Crenshaw is not new to trimming her tresses for a good cause.
“This is the third or fourth time I've cut my hair for Locks of Love. My daughter Jennie was really the one who got me started. She did it first and has donated several times herself,' Crenshaw said.
“I keep thinking I won't do it again, but end up letting my hair growŠwhen I get through certain points when my hair looks and feel bad, I think that my hair might make someone else feel a little better.”
This time, she donated her hair for a friend and co-worker, Rebecca Cox.
“Rebecca had breast cancer in 2004 and truly had a hard time with the chemotherapy. From all indications, she was cancer-free,” Crenshaw explained.
“A few months ago, a new lump was found and she is going through chemo againŠhere is a lady who can truly see the advances in cancer treatment and things seem to be going so much better for her this time.”
Jill Stallworth, who headed up the hair donation efforts, said a total of seven ponytails, adding up to 70 inches of hair, were donated Friday night by Crenshaw, Jackie Guidry (15 inches), Abbey Martin (10 inches), Kayla Smith (10 inches), Shera Norman (10 inches), Meredith Mann (10 inches) and Marianne Russell (8 inches). A total of 30 ponytails were collected by Stallworth's team this year.
“We appreciate Carrie and Barbara from the Hair Parlor and Mona from Marilyn's for being our hair dressers for the evening - and all the ladies and girls who donated their hair for this cause,” Stallworth said.
Relay wasn't just about giving; it was also about getting recognition for team efforts. Bethel
Baptist Church took the Spirit of Relay Award for 2007. Greenville Middle School raised the most money while Harley's Angels raised the most money per capita.
Harley's Angels also won a new addition to team competitions, the Tacky Tourist Relay. Alabama Power won for Best Team Decoration; First United
Methodist Church took Cook-Off honors, and the Top Three in the Relay Idol were Billy Studstill, Amy Lewis and Amanda Conway, who proved the ultimate Relay Idol.
“Relay is something you never want to miss. Being part of that first lap each year, the Cancer Survivors Walk, brings continued hope for the futureŠI applaud all those who worked so hard on behalf of Butler County,” Atchison said.

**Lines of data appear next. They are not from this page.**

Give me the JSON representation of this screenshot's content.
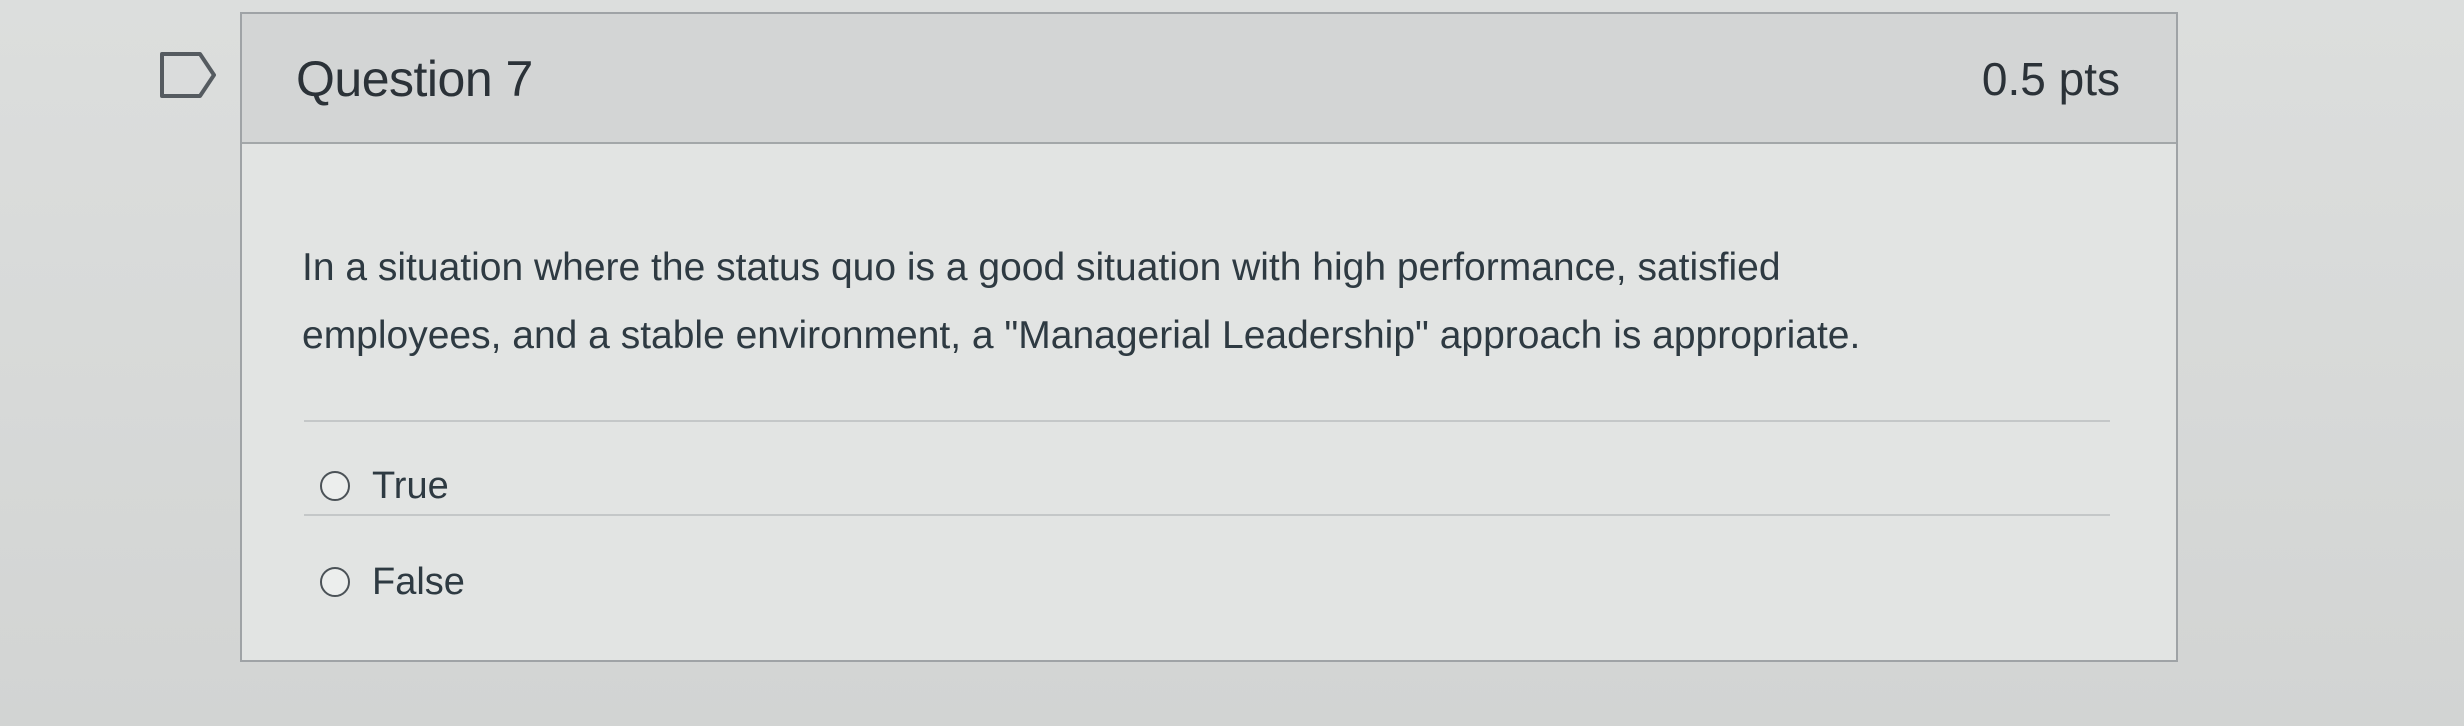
{
  "question": {
    "title": "Question 7",
    "points": "0.5 pts",
    "flag_icon": "flag-icon",
    "text_line1": "In a situation where the status quo is a good situation with high performance, satisfied",
    "text_line2": "employees, and a stable environment, a \"Managerial Leadership\" approach is appropriate.",
    "answers": [
      {
        "label": "True",
        "selected": false
      },
      {
        "label": "False",
        "selected": false
      }
    ]
  },
  "colors": {
    "background": "#d7d9d8",
    "header": "#d3d5d5",
    "card": "#e2e4e3",
    "text": "#2d3b45"
  }
}
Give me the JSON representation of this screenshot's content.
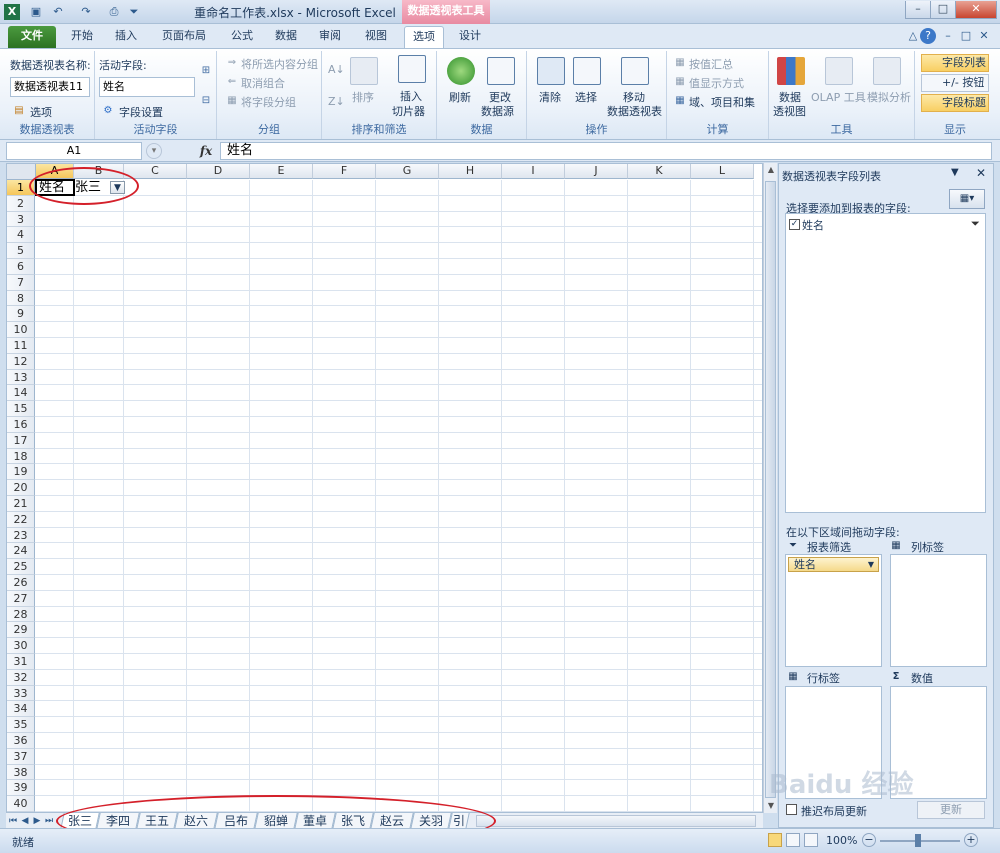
{
  "window": {
    "title": "重命名工作表.xlsx - Microsoft Excel",
    "context_tab_title": "数据透视表工具",
    "controls": {
      "minimize": "–",
      "restore": "□",
      "close": "✕"
    }
  },
  "tabs": [
    "文件",
    "开始",
    "插入",
    "页面布局",
    "公式",
    "数据",
    "审阅",
    "视图",
    "选项",
    "设计"
  ],
  "active_tab": "选项",
  "ribbon": {
    "pivot_group": {
      "name_label": "数据透视表名称:",
      "name_value": "数据透视表11",
      "options": "选项",
      "label": "数据透视表"
    },
    "field_group": {
      "field_label": "活动字段:",
      "field_value": "姓名",
      "field_settings": "字段设置",
      "label": "活动字段"
    },
    "group_group": {
      "group_selection": "将所选内容分组",
      "ungroup": "取消组合",
      "group_field": "将字段分组",
      "label": "分组"
    },
    "sort_group": {
      "sort": "排序",
      "slicer_1": "插入",
      "slicer_2": "切片器",
      "label": "排序和筛选"
    },
    "data_group": {
      "refresh": "刷新",
      "change_1": "更改",
      "change_2": "数据源",
      "label": "数据"
    },
    "action_group": {
      "clear": "清除",
      "select": "选择",
      "move_1": "移动",
      "move_2": "数据透视表",
      "label": "操作"
    },
    "calc_group": {
      "summarize": "按值汇总",
      "show_values": "值显示方式",
      "fields_items": "域、项目和集",
      "label": "计算"
    },
    "tools_group": {
      "pivotchart_1": "数据",
      "pivotchart_2": "透视图",
      "olap": "OLAP 工具",
      "whatif": "模拟分析",
      "label": "工具"
    },
    "show_group": {
      "field_list": "字段列表",
      "buttons": "+/- 按钮",
      "headers": "字段标题",
      "label": "显示"
    }
  },
  "formula_bar": {
    "name_box": "A1",
    "fx": "fx",
    "content": "姓名"
  },
  "grid": {
    "columns": [
      "A",
      "B",
      "C",
      "D",
      "E",
      "F",
      "G",
      "H",
      "I",
      "J",
      "K",
      "L"
    ],
    "rows": [
      "1",
      "2",
      "3",
      "4",
      "5",
      "6",
      "7",
      "8",
      "9",
      "10",
      "11",
      "12",
      "13",
      "14",
      "15",
      "16",
      "17",
      "18",
      "19",
      "20",
      "21",
      "22",
      "23",
      "24",
      "25",
      "26",
      "27",
      "28",
      "29",
      "30",
      "31",
      "32",
      "33",
      "34",
      "35",
      "36",
      "37",
      "38",
      "39",
      "40"
    ],
    "cells": {
      "A1": "姓名",
      "B1": "张三"
    }
  },
  "sheet_tabs": [
    "张三",
    "李四",
    "王五",
    "赵六",
    "吕布",
    "貂蝉",
    "董卓",
    "张飞",
    "赵云",
    "关羽",
    "引"
  ],
  "active_sheet": "张三",
  "status": {
    "ready": "就绪",
    "zoom": "100%"
  },
  "field_pane": {
    "title": "数据透视表字段列表",
    "choose_label": "选择要添加到报表的字段:",
    "fields": [
      {
        "name": "姓名",
        "checked": true
      }
    ],
    "drag_label": "在以下区域间拖动字段:",
    "report_filter": "报表筛选",
    "column_labels": "列标签",
    "row_labels": "行标签",
    "values": "数值",
    "filter_item": "姓名",
    "defer": "推迟布局更新",
    "update": "更新"
  },
  "watermark": "Baidu 经验",
  "colors": {
    "file_tab": "#2c7222",
    "context": "#e88aa1",
    "selection": "#f5c65b",
    "annotation": "#d4202a"
  }
}
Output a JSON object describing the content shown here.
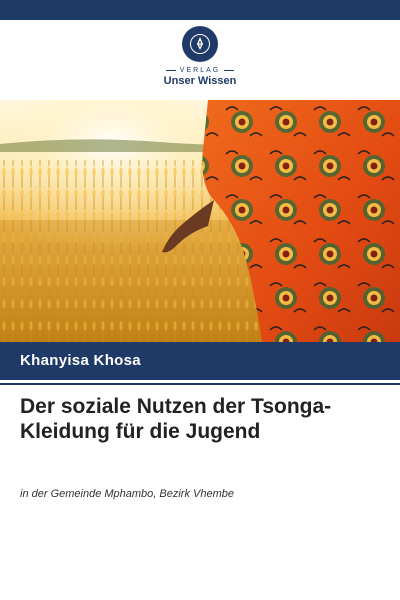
{
  "publisher": {
    "tagline": "VERLAG",
    "name": "Unser Wissen",
    "logo_icon": "book-pen-emblem-icon"
  },
  "cover_image": {
    "description_icon": "wheat-field-with-traditional-dress-photo"
  },
  "book": {
    "author": "Khanyisa Khosa",
    "title": "Der soziale Nutzen der Tsonga-Kleidung für die Jugend",
    "subtitle": "in der Gemeinde Mphambo, Bezirk Vhembe"
  },
  "colors": {
    "brand_navy": "#1f3a66",
    "title_text": "#222222",
    "background": "#ffffff"
  }
}
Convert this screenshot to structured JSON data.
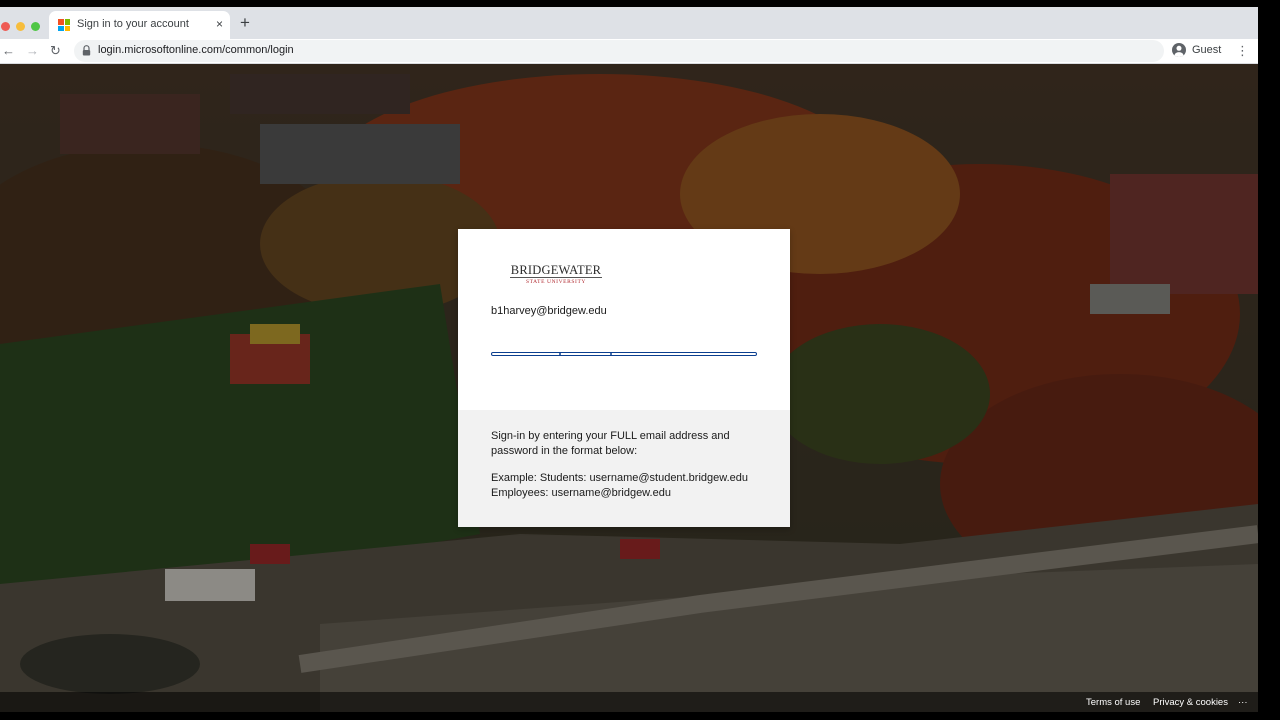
{
  "browser": {
    "tab_title": "Sign in to your account",
    "tab_close": "×",
    "new_tab": "+",
    "back": "←",
    "forward": "→",
    "reload": "↻",
    "url": "login.microsoftonline.com/common/login",
    "profile_label": "Guest",
    "menu": "⋮"
  },
  "card": {
    "logo_main": "BRIDGEWATER",
    "logo_sub": "STATE UNIVERSITY",
    "identity": "b1harvey@bridgew.edu",
    "hint_line1": "Sign-in by entering your FULL email address and",
    "hint_line2": "password in the format below:",
    "example_line1": "Example: Students: username@student.bridgew.edu",
    "example_line2": "Employees: username@bridgew.edu"
  },
  "footer": {
    "terms": "Terms of use",
    "privacy": "Privacy & cookies",
    "more": "···"
  },
  "colors": {
    "accent": "#0b3f8f",
    "logo_red": "#b0282e",
    "ms_red": "#f25022",
    "ms_green": "#7fba00",
    "ms_blue": "#00a4ef",
    "ms_yellow": "#ffb900"
  }
}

“We as a family always enjoy participating in Relay. It's a lot of work, but also a lot of funŠwhere else can you go for an all-night party, see your friends of all ages, get free entertainment and be part of such a worthwhile fundraising event? I am always so impressed with how much money is raised just here in Butler